1. Franz Hanfstängl, 'Friedrich August König von Sachsen', 1842, lithograph, 422 x 328 mm, British Museum, London (inv. 1852,1009.352). © The Trustees of the British Museum

"Es wird selten vorkommen, einen Sammler von Kupferstichen zu finden, welcher mit gleicher Begeisterung und mit gleich tiefer Kenntniss für die bei einer grösseren Sammlung so vielfach verzweigten vorkommenden Einzelnheiten in unausgesetzter Aufbau als ein wahres kunstgeschicktliches Denkmal zu hinterlassen."
- Frenzel 1854, p. IX.

"It will be rare to find a collector of copper engravings who, with the same enthusiasm and with the same profound knowledge, can leave behind a true monument to art history in the form of the individual pieces found in such a large collection and branched off in so many ways."
- Frenzel 1854, p. IX.

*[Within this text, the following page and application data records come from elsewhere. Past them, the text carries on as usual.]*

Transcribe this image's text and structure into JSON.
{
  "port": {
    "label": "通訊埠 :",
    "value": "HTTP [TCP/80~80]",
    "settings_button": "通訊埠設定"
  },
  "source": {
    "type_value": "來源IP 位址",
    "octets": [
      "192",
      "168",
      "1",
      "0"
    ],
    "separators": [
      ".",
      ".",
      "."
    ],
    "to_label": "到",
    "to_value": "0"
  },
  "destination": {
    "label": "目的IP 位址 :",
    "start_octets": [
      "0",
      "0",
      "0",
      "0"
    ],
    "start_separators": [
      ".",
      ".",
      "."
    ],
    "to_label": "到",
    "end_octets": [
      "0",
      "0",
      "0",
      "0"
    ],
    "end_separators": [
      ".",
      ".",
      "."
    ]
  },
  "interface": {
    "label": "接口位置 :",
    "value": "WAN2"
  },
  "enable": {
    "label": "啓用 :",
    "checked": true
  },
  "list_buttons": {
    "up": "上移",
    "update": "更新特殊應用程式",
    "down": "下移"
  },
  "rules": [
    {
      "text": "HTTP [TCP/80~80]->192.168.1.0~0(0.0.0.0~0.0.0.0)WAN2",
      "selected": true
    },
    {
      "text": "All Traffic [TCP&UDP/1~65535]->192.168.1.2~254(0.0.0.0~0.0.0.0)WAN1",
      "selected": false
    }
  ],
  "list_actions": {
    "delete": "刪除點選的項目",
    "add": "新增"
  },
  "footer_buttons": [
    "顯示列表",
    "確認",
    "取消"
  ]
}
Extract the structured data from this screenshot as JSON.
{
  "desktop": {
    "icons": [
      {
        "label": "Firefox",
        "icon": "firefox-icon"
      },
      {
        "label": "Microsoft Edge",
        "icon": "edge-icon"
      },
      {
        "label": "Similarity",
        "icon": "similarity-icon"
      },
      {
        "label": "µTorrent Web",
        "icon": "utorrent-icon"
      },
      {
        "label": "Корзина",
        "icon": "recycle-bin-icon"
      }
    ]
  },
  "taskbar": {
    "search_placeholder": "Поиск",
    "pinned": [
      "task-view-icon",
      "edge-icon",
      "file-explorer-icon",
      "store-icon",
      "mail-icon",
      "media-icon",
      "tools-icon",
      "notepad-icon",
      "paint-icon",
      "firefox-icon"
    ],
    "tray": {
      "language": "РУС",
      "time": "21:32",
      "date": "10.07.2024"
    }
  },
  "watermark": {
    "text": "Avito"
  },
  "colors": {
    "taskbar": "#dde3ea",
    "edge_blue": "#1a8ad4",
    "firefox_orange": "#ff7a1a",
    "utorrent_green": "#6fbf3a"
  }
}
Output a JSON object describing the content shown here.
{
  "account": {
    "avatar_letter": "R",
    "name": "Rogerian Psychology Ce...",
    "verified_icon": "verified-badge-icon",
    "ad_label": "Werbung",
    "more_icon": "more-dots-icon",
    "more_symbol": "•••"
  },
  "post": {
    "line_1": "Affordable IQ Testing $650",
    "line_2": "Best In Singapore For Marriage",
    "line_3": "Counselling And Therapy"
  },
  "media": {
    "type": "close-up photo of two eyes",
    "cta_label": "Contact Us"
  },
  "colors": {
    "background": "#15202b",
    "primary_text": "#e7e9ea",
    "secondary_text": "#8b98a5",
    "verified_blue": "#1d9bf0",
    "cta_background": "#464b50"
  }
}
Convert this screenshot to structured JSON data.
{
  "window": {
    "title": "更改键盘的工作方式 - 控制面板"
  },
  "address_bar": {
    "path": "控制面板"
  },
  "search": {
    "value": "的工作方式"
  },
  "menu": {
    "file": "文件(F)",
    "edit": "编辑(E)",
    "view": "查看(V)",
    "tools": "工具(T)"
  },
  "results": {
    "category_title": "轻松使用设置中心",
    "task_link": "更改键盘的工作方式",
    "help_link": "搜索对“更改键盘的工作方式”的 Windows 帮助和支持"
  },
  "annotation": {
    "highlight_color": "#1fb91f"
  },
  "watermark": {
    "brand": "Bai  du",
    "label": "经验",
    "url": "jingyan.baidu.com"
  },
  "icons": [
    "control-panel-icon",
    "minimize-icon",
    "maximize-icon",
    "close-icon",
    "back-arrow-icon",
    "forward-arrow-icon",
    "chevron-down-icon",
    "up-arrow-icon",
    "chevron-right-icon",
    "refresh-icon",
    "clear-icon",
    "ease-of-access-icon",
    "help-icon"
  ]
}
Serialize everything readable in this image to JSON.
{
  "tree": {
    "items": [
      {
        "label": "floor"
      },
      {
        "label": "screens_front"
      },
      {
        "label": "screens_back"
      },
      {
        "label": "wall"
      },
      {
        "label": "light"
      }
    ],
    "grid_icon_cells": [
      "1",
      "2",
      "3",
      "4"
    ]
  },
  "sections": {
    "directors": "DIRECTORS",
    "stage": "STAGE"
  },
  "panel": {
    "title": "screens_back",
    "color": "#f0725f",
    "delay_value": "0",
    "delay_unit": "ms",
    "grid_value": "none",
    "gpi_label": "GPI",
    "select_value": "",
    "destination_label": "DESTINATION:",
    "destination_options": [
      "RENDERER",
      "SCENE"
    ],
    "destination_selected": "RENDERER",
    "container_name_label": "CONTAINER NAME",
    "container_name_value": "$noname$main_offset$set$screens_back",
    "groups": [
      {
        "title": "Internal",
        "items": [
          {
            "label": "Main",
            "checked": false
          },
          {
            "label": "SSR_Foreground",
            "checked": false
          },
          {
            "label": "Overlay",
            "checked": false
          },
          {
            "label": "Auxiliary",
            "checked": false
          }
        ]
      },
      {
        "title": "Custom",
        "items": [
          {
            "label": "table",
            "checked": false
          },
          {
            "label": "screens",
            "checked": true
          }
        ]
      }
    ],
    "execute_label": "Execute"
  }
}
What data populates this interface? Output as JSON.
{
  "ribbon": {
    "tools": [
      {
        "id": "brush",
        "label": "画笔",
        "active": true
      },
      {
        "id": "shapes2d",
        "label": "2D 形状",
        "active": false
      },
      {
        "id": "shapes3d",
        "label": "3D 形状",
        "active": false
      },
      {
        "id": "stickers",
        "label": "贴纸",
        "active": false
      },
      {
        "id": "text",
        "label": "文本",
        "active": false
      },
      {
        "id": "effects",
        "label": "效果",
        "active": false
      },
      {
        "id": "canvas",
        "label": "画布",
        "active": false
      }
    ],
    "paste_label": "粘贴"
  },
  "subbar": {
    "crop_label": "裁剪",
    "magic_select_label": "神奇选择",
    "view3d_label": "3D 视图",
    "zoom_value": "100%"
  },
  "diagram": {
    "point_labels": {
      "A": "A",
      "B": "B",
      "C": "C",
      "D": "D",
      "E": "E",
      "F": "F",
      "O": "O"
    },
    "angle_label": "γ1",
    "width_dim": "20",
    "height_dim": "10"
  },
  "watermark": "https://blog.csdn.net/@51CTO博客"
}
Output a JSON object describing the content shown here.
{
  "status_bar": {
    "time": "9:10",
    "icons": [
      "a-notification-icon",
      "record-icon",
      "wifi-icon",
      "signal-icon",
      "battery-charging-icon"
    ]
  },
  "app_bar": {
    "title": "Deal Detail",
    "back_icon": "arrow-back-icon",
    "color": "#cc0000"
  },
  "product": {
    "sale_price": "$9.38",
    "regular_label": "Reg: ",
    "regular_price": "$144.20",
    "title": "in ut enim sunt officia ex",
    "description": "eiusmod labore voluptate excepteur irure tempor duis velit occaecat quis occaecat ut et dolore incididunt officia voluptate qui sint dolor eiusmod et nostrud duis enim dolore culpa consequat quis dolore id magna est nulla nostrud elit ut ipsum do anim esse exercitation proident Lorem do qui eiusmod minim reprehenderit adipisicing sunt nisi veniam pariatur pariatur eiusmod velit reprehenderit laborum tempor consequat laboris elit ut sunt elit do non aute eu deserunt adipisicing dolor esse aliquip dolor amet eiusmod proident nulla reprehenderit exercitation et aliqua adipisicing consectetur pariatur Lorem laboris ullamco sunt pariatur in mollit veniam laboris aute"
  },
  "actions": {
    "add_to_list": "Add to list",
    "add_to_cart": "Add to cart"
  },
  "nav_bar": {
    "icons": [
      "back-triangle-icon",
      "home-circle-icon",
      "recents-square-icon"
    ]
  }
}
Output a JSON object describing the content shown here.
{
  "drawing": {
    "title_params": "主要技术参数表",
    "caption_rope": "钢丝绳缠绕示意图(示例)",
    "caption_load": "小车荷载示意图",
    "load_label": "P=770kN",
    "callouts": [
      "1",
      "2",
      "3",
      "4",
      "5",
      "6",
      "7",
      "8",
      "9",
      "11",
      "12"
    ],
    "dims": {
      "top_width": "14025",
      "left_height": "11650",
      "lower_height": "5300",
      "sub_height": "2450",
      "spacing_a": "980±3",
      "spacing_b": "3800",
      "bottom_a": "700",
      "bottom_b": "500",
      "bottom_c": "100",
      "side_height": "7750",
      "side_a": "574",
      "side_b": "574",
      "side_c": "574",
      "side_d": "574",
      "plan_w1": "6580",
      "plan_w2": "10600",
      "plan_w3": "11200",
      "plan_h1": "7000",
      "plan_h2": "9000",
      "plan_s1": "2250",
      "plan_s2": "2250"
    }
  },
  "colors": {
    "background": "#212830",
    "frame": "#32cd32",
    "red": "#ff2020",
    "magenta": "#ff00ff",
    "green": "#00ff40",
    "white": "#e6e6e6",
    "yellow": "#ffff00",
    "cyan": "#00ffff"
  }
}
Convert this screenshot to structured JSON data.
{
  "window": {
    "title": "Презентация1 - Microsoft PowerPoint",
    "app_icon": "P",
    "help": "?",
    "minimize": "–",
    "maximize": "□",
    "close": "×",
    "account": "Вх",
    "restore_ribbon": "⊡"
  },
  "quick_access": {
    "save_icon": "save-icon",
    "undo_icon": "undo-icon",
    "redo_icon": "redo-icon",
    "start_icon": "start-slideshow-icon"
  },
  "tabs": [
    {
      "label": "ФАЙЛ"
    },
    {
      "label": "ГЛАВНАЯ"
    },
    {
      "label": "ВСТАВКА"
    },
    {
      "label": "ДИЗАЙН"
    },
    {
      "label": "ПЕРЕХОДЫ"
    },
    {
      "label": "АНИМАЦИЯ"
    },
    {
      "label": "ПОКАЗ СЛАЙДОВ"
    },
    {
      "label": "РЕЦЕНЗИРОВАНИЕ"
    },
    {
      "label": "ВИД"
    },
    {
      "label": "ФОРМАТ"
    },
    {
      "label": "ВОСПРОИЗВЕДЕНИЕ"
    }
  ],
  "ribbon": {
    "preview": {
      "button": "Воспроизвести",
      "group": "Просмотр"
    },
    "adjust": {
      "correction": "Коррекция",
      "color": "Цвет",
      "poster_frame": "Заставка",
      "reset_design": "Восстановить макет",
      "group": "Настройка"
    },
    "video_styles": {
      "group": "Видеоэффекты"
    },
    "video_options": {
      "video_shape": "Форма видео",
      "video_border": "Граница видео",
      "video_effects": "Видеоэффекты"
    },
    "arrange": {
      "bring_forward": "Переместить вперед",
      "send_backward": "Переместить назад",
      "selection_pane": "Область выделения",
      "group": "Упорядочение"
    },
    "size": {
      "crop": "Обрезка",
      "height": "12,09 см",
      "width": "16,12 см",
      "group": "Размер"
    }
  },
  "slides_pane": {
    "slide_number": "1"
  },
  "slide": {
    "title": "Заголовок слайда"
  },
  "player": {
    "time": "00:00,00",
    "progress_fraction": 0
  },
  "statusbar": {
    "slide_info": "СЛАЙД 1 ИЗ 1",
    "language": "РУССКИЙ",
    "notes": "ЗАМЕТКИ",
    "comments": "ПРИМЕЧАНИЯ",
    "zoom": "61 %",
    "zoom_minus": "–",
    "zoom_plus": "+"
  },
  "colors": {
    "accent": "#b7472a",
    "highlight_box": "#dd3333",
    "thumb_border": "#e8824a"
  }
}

On his death, Frederick Augustus left 750 albums. They suffered the fate that many albums underwent in the past: they were taken to pieces. The greater part of Frederick Augustus’s collection was sold at C.G. Boerner’s auction house in Leipzig between 1926 and 1938. Prints often fetch more when they are sold individually rather than as part of an album, and the collection has consequently been dispersed worldwide. Thanks to the collector’s mark stamped conspicuously on the front, the prints are still always recognized as having belonged to Frederick Augustus (fig. 2).

2. Frederick Augustus II of Saxony’s collector’s mark stamped on the front, Lugt 971

Fortunately not all the albums were dismantled. Today 105 albums are known to have survived, seventy-five of them in Dresden (Kupferstich-Kabinett) and thirty in Rotterdam. The collector Johan Bierens de Haan (1867-1951) seized his chance at the sale in Leipzig. For relatively little money he bought thirty albums, among them fourteen containing prints by the Rubens school – made by artists from the school or circle of the painter Peter Paul Rubens (1577-1640). Bierens de Haan’s bequest to the museum in 1951 added these albums containing around 4,000 prints to the museum collection.

Make accessible

The albums are large (on average 75 × 57 × 4.5 cm) and heavy (10 to 16 kilos). They are awkward to handle and difficult to present as a museum object. When they are exhibited, the album is shown open at a single page. In the past, prints were taken out of the albums for exhibitions and were usually not put back after the exhibition ended. Admittedly all the separate prints can be better handled, conserved and displayed, but at the same time they have been removed from their historical context. As a result, the album no longer functions as an integral art object in its nineteenth-century manifestation. In the future, the museum will have to weigh up what has priority – the condition of the individual prints and exhibition practice, or the artistic and cultural historical value of the albums.

The condition of the albums is an important factor in such decisions. There is an interesting phenomenon happening in the paper of these albums. What are known as ‘shadow prints’, impressions of the prints on the facing page (figs. 3-4), can be seen on the empty pages. The paper in the albums dates from the early nineteenth century and has probably undergone a chemical reaction with the printing ink in the much older prints pasted into the album. Exactly how this has come about is not clear and the phenomenon consequently requires further investigation. In any event, the prints themselves do not appear to have been affected.

3. Album number 61
3. Album number 61
4. Album number 61
4. Album number 61

With the arrival of digital registration systems, the museum is working to make the collection accessible by putting it online in conjunction with other forms of digitization. This means that the present appearance of the album can be recorded and a digital reconstruction can be attempted. The prints taken out of Album 51 have been digitally replaced to provide an insight into the way the album looked in its original form.

If the digital reconstruction is not clearly visible, click here

Making the collection accessible is an ongoing project and more and more works on paper can be seen in the collection online on the website. Have you seen a work that you would like to see in reality? You can do this via: Art by request. Researchers can make an appointment for the reading room in the Depot.


Text: Mireille Linck
Translation: Lynne Richards